The initiative has been created in partnership with the Scottish Ambulance Service. Milne Weir, General Manager North explained “The Scottish Ambulance Service is continually exploring new ways of working to ensure we are saving more lives than ever before. We are proud to work in partnership with Sandpiper Wildcat and communities across the Grampian region to enhance our co-responding network and provide life-saving care to patients experiencing cardiac arrest.”

Commenting on its relationship with the Trust, Dave Bywater, Consultant Paramedic and Lead for Out of Hospital Cardiac Arrest, Scottish Ambulance Service added “We have worked closely with and benefitted from the fantastic work of the Sandpiper Trust for over 15 years. Working in partnership with voluntary groups is not a new concept, however this is a fairly new type of response in terms of Cardiac Responders which we are delighted to facilitate. The development of networks of Sandpiper Wildcat responders will undoubtedly enhance the resources available to respond to cardiac arrest patients as quickly as possible, vital given that survival chances reduce by 10% every minute without intervention.”

Closing the event, Keri added “As we push the button on Wildcat, it’s important that we thank everyone who has helped us get to this point. All those who fundraised, Community groups, businesses, local bodies, NHS Grampian Endowments, emergency services and all of our volunteers have been wonderfully supportive, having recognised the need for our work in their own communities and the life-saving role that we play.”

One volunteer responder, who attended tonight’s launch, knows this only too well. Keith Cruickshank’s life was saved by a quick-thinking neighbour who performed CPR and a paramedic team who were able to shock his heart with a defibrillator. Four years on, Keith and his wife Katie, from Huntly, were the projects first responders without previous medical experience. Keith’s story is a prime example of the positive impact of both early CPR and defibrillation.
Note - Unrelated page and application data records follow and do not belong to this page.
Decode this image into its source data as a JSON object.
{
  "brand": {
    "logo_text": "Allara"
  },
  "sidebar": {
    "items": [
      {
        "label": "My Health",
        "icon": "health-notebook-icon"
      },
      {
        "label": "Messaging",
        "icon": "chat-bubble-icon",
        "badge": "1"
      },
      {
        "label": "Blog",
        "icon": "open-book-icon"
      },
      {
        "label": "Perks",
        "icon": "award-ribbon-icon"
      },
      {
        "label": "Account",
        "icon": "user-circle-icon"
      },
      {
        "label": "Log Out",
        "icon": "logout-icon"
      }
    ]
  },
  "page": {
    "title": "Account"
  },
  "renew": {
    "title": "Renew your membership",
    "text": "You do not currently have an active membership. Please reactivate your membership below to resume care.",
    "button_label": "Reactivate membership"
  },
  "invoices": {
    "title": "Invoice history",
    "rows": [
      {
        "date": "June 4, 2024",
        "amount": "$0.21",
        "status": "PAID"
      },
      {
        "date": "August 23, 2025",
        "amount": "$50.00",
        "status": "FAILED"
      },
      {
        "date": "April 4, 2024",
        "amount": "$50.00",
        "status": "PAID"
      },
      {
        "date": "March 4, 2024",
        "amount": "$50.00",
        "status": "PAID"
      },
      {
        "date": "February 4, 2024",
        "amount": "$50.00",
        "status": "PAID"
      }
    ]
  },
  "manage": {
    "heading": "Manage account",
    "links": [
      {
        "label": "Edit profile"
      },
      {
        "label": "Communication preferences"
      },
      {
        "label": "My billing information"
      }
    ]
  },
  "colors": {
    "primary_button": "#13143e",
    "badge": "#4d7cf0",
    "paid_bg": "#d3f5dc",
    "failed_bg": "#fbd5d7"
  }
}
While 200 responders have already been recruited, in order to reach its goal of achieving 24hr coverage throughout the 50 communities, the charity is asking more people to join its team of volunteers. Keri stressed “Many Wildcat volunteers have no previous medical background, just a willingness to make a difference in their own communities, so don’t let that be a barrier to signing up. If you’re based locally and have time to give we’d love to hear from you.”

For further details email